- **DATA LISTING**:
----------------------------------------

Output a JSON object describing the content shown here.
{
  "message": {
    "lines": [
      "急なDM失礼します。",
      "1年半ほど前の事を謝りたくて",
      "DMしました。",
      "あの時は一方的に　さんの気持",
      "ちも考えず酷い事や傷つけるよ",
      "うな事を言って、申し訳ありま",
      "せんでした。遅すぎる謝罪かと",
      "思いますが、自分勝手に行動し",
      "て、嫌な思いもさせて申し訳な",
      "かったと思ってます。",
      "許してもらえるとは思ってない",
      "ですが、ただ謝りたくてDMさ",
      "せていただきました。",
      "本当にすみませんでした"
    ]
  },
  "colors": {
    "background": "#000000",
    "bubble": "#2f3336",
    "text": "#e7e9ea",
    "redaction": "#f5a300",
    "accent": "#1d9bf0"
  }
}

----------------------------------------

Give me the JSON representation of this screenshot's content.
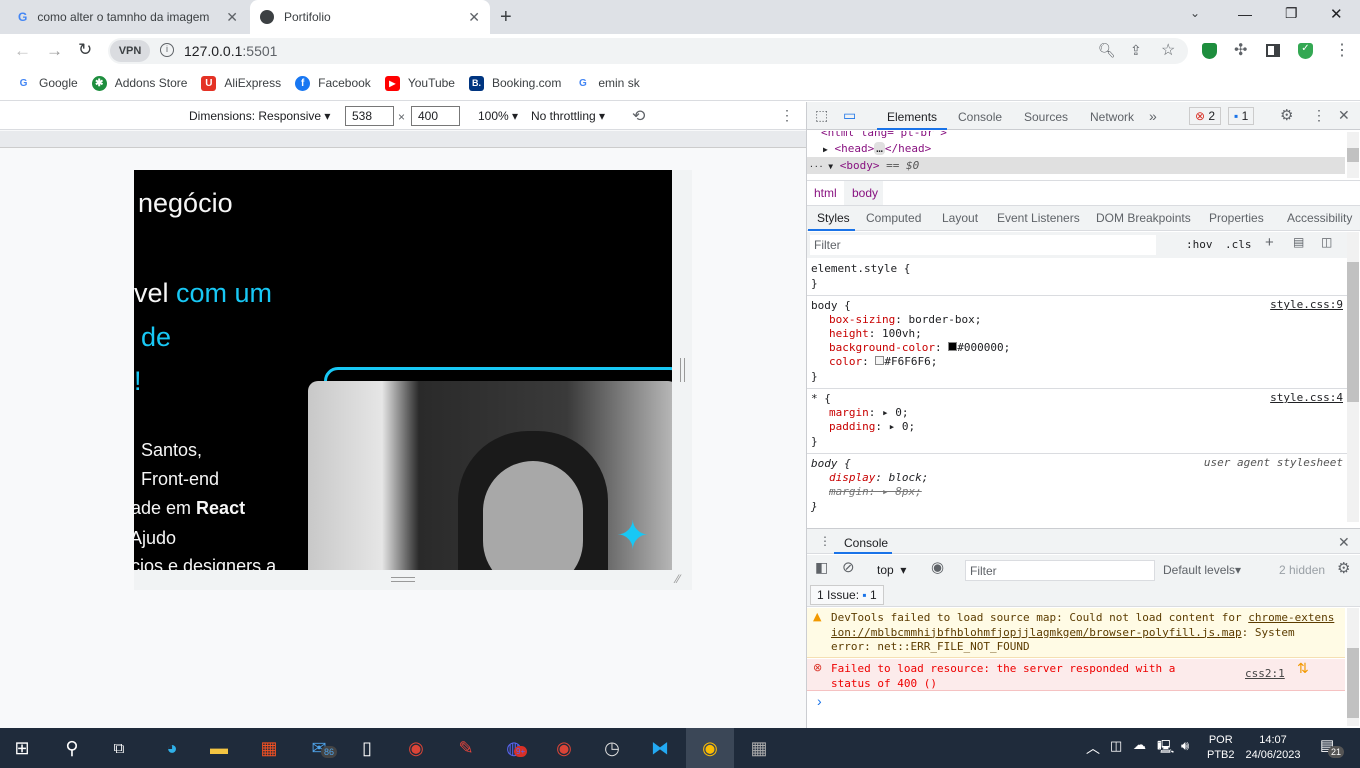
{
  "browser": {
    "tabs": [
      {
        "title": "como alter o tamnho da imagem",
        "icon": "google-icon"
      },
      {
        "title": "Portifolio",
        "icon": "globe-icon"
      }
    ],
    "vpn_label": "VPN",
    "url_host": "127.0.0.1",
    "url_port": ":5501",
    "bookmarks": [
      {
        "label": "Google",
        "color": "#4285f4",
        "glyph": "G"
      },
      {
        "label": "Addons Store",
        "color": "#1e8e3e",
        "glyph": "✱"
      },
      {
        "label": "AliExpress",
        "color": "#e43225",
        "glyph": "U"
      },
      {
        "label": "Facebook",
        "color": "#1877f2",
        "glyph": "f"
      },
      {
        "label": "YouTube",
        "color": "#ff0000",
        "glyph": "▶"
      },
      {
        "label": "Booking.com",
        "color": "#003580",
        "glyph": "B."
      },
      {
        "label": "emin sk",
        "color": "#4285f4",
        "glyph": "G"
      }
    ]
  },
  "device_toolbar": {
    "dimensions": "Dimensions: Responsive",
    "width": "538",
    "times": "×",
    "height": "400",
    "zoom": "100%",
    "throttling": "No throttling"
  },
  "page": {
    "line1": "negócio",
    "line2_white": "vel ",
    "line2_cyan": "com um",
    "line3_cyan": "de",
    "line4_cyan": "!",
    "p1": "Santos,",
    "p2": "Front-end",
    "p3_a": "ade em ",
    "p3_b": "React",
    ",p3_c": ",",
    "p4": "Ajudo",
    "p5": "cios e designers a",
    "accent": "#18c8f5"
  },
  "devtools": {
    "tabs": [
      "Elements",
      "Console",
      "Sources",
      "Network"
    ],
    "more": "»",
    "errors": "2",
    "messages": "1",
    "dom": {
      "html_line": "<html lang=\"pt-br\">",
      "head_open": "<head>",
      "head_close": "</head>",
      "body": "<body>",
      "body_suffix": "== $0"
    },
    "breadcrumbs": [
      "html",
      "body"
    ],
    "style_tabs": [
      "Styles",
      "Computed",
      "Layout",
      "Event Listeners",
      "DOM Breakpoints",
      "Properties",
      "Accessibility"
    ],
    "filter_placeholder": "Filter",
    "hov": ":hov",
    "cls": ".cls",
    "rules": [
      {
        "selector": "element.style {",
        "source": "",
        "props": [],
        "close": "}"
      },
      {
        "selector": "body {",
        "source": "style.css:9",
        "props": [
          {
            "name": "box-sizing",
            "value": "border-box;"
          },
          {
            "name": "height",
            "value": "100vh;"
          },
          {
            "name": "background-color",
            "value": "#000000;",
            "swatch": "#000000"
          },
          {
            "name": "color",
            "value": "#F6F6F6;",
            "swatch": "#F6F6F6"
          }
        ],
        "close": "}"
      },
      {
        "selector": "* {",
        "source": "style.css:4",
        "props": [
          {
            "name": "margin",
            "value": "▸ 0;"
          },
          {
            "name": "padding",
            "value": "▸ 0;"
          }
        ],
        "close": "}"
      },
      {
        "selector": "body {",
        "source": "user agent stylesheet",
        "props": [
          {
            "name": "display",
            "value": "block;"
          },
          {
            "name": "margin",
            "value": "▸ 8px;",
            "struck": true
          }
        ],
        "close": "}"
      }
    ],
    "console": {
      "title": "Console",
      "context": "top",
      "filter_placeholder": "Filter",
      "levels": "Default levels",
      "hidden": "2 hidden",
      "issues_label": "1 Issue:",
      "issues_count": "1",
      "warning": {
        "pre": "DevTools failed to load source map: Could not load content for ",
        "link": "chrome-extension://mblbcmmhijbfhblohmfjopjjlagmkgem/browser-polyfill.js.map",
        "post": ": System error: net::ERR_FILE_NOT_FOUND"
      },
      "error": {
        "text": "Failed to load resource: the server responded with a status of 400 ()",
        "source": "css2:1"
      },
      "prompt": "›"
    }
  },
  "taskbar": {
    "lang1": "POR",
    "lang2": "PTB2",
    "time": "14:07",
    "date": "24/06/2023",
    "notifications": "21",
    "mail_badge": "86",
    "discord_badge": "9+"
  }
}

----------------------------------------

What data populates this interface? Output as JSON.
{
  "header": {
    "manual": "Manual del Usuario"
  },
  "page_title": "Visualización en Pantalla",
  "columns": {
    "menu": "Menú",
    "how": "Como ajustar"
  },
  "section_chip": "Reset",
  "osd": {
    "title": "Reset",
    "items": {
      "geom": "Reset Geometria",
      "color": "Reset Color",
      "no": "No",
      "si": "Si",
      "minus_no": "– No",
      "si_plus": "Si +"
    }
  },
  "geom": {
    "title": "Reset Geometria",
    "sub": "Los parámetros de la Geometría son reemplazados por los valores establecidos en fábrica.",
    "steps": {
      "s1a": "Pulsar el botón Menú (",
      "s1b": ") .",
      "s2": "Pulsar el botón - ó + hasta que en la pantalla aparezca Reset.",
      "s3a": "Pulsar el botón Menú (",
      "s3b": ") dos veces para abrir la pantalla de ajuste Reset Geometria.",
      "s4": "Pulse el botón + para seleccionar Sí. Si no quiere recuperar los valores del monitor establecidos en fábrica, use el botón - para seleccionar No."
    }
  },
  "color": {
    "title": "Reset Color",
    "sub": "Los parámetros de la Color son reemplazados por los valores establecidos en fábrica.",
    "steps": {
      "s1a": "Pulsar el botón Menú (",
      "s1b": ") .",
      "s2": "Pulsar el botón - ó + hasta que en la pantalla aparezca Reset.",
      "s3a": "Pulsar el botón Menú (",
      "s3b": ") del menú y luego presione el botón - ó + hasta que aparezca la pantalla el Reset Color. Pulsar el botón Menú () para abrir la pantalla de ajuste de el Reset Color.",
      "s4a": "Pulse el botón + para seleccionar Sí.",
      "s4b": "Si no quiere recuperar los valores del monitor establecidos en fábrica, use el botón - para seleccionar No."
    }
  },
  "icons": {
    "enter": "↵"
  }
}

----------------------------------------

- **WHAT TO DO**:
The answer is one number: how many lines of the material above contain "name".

- **TASK RESPONSE**:
8